▶ **Task instructions**: Copy each line from the data that has the word "Vision" in it.

*** Opening of The input ***

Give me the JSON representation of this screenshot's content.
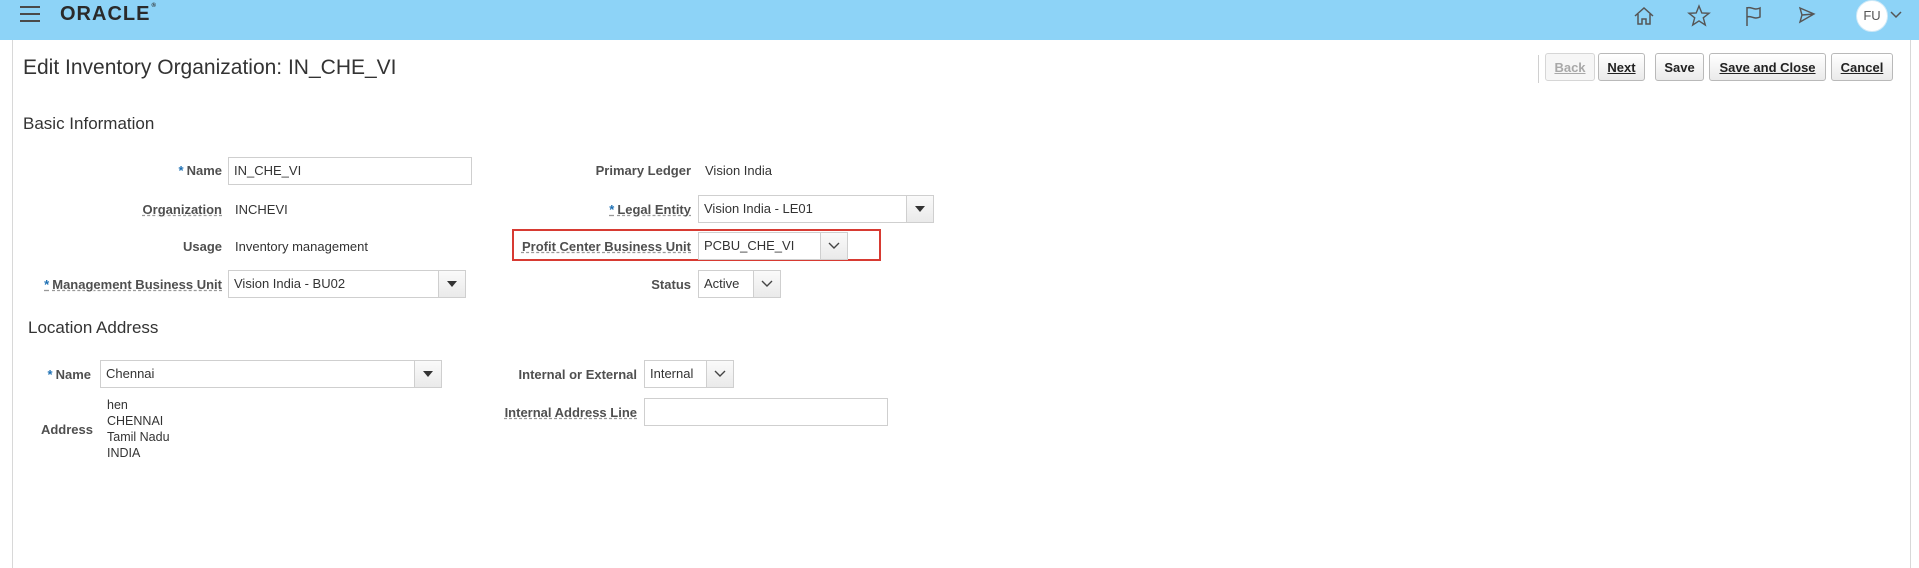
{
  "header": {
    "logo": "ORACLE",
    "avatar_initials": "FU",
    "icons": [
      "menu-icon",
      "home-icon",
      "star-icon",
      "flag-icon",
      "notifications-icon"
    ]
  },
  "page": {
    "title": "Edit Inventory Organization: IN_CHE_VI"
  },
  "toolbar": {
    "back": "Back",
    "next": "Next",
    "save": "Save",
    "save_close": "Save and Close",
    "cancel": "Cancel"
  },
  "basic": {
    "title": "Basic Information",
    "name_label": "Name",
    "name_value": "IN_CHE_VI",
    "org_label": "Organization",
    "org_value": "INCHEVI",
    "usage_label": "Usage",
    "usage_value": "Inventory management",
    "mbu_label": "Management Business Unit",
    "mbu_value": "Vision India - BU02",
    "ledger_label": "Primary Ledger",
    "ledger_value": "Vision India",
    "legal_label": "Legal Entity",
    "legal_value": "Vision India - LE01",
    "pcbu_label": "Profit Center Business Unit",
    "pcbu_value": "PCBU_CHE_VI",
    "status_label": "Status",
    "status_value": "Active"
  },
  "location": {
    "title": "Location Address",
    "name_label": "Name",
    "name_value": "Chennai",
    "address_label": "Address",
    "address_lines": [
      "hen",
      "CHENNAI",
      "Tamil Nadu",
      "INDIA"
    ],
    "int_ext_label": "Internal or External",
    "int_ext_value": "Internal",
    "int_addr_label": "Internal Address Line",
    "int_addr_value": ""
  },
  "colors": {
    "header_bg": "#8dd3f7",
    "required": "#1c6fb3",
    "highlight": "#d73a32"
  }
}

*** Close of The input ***

▶ **Response area**:
    "mbu_value": "Vision India - BU02",
    "ledger_value": "Vision India",
    "legal_value": "Vision India - LE01",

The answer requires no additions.